Record extracts Start Marker

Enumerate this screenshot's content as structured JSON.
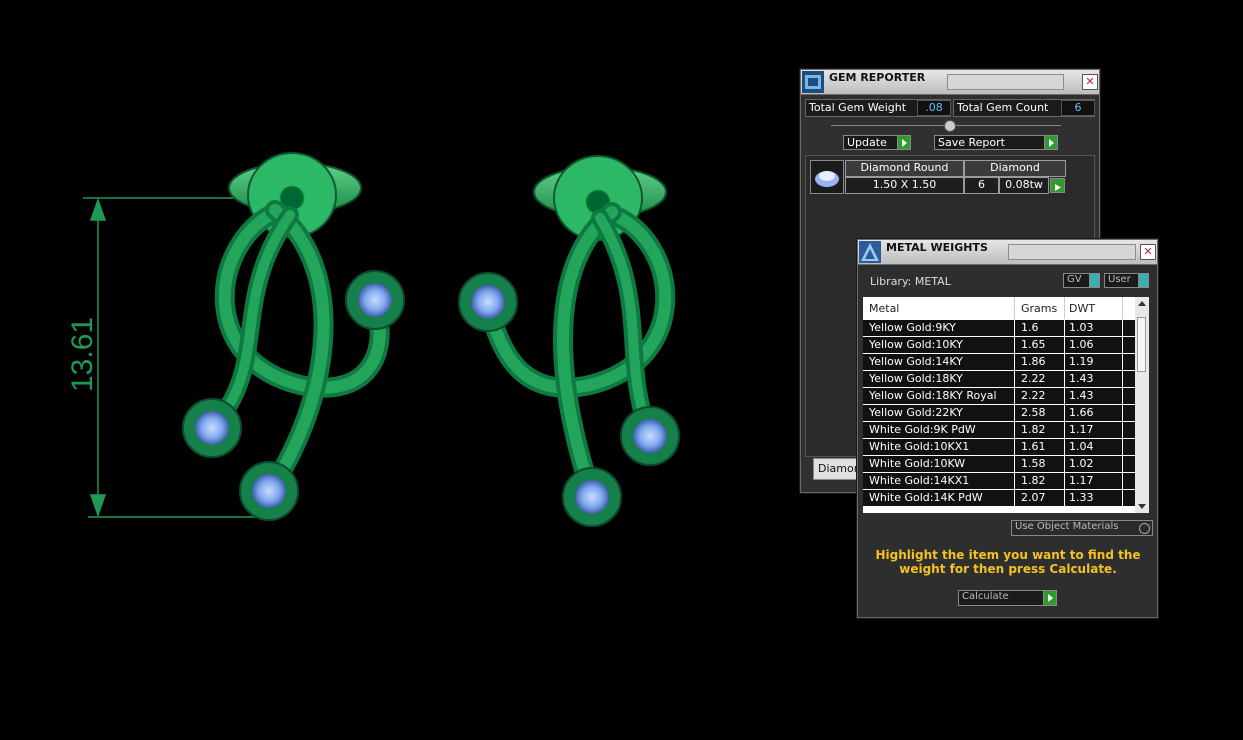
{
  "dimension": {
    "value": "13.61"
  },
  "gem_reporter": {
    "title": "GEM REPORTER",
    "total_weight_label": "Total Gem Weight",
    "total_weight_value": ".08",
    "total_count_label": "Total Gem Count",
    "total_count_value": "6",
    "update_label": "Update",
    "save_report_label": "Save Report",
    "gem": {
      "name": "Diamond Round",
      "material": "Diamond",
      "size": "1.50 X 1.50",
      "count": "6",
      "weight": "0.08tw"
    },
    "bottom_tab_label": "Diamonc"
  },
  "metal_weights": {
    "title": "METAL WEIGHTS",
    "library_label": "Library: METAL",
    "gv_label": "GV",
    "user_label": "User",
    "columns": [
      "Metal",
      "Grams",
      "DWT"
    ],
    "rows": [
      [
        "Yellow Gold:9KY",
        "1.6",
        "1.03"
      ],
      [
        "Yellow Gold:10KY",
        "1.65",
        "1.06"
      ],
      [
        "Yellow Gold:14KY",
        "1.86",
        "1.19"
      ],
      [
        "Yellow Gold:18KY",
        "2.22",
        "1.43"
      ],
      [
        "Yellow Gold:18KY Royal",
        "2.22",
        "1.43"
      ],
      [
        "Yellow Gold:22KY",
        "2.58",
        "1.66"
      ],
      [
        "White Gold:9K PdW",
        "1.82",
        "1.17"
      ],
      [
        "White Gold:10KX1",
        "1.61",
        "1.04"
      ],
      [
        "White Gold:10KW",
        "1.58",
        "1.02"
      ],
      [
        "White Gold:14KX1",
        "1.82",
        "1.17"
      ],
      [
        "White Gold:14K PdW",
        "2.07",
        "1.33"
      ]
    ],
    "use_object_materials_label": "Use Object Materials",
    "instruction": "Highlight the item you want to find the weight for then press Calculate.",
    "calculate_label": "Calculate"
  }
}
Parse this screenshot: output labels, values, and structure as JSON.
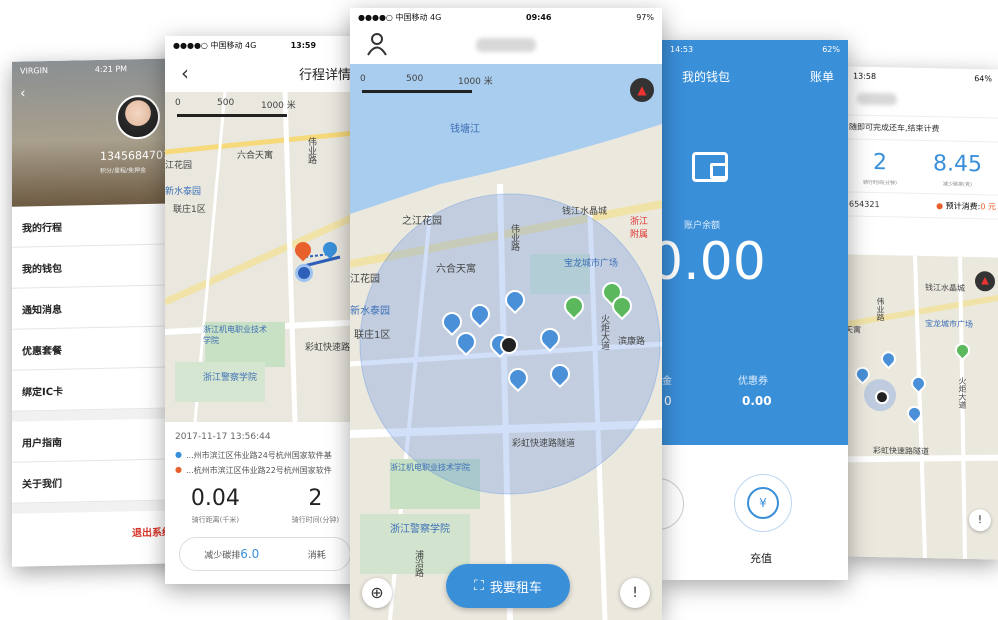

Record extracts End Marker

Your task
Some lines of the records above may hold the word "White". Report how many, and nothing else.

Exercise result
5